### WHAT TO WORK ON
For every line of the material below, check for the string "sender" and return the line if it is there.

*** Opening SUPPLIED DATA ***

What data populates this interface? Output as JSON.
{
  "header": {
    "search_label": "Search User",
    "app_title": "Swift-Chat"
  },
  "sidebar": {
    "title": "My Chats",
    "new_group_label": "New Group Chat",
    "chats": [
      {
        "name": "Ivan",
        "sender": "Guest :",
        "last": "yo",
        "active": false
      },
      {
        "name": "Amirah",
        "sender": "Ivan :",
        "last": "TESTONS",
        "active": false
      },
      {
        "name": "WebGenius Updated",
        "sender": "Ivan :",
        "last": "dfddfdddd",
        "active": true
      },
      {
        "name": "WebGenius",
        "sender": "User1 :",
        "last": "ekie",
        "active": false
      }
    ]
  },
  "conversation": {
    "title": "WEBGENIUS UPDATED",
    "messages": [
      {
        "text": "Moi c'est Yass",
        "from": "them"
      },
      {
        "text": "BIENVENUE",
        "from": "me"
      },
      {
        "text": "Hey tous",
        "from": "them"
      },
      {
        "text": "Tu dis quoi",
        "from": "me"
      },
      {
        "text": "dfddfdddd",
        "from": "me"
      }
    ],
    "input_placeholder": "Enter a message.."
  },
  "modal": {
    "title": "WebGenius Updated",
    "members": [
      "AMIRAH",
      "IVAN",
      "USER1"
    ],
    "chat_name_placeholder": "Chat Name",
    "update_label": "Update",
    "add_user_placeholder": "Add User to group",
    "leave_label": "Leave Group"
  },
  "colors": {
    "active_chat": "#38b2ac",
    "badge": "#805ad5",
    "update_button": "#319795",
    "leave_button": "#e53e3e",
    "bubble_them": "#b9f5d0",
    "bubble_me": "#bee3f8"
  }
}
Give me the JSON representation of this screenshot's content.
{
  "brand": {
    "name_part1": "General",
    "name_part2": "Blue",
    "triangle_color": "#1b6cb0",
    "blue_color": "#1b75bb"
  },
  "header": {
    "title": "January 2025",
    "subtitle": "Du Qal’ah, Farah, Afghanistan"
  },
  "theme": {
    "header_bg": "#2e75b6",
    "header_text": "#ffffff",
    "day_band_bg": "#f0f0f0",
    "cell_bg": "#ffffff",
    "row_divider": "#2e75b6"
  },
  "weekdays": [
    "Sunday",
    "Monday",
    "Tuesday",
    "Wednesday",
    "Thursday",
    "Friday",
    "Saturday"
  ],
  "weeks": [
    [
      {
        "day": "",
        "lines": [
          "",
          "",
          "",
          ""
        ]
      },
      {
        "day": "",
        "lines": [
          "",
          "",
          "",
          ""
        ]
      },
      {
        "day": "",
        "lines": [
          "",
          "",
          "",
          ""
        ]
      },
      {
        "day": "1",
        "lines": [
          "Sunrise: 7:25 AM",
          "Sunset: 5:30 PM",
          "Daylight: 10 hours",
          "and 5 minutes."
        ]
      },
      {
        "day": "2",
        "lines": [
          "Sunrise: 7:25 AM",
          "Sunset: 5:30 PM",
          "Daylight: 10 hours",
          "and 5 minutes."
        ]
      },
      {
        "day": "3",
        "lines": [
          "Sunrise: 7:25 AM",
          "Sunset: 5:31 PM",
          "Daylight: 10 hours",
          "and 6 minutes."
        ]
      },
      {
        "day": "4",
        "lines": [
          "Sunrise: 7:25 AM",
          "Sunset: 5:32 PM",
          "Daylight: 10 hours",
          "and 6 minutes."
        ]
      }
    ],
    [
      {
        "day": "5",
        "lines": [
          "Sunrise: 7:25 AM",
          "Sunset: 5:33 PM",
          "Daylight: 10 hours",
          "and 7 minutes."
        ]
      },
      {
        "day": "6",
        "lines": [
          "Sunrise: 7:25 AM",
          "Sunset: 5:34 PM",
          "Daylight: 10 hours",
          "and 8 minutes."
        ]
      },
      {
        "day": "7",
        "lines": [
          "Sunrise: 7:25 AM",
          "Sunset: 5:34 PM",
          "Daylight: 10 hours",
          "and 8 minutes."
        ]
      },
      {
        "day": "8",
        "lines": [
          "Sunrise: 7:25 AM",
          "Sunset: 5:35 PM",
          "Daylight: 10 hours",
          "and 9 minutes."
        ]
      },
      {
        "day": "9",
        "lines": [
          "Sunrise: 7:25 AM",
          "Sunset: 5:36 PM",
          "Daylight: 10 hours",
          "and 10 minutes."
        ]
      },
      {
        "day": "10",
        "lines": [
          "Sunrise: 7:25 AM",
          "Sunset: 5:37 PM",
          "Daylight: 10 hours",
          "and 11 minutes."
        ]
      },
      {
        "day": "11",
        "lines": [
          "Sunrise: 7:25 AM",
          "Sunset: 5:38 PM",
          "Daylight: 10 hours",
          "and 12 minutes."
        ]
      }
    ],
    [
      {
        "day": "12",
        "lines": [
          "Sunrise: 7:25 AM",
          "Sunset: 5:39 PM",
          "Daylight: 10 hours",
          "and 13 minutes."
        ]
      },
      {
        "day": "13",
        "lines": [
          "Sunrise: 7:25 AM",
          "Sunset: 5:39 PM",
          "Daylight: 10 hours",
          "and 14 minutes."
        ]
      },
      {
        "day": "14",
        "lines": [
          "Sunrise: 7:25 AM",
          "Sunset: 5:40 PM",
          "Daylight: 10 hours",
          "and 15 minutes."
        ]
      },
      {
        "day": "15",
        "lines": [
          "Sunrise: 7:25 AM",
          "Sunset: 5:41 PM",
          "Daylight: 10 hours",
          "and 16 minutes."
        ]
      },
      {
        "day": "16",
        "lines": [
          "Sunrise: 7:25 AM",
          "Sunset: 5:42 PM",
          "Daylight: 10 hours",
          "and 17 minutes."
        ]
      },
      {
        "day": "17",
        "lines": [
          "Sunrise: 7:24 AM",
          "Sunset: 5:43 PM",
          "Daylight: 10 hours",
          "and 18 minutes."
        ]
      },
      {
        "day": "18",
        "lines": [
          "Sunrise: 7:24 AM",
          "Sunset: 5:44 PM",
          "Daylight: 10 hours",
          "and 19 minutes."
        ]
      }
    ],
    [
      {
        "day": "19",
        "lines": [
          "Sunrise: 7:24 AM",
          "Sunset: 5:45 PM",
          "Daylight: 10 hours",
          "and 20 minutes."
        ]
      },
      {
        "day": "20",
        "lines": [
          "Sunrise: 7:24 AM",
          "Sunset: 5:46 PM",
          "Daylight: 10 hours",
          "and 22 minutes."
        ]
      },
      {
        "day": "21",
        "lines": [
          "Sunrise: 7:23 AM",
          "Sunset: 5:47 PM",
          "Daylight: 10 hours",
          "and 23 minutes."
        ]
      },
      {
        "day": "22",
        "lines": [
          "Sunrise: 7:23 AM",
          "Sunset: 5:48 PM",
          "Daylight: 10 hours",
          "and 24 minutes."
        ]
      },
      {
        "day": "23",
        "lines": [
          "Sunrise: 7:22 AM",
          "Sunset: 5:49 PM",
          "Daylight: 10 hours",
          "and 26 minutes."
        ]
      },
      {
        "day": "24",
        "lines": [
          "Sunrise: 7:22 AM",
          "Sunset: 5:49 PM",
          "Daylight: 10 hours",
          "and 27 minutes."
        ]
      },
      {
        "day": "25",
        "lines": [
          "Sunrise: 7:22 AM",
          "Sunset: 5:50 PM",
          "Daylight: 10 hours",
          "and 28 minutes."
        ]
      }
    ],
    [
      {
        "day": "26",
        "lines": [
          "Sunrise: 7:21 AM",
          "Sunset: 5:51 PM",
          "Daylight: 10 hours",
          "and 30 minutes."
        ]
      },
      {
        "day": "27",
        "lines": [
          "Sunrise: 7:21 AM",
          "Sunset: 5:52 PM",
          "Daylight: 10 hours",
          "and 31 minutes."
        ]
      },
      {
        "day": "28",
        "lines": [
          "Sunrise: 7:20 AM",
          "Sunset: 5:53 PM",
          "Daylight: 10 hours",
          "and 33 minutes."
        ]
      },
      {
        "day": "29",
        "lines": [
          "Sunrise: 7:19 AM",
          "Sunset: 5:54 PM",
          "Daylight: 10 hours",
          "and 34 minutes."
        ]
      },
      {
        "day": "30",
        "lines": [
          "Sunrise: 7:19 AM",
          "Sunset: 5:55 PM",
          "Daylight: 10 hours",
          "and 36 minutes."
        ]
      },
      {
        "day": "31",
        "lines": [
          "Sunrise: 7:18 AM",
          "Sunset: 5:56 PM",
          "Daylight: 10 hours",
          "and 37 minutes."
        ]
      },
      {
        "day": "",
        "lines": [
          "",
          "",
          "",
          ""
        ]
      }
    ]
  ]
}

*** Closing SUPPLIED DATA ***

### TASK ANSWER
        "sender": "Guest :",
        "sender": "Ivan :",
        "sender": "Ivan :",
        "sender": "User1 :",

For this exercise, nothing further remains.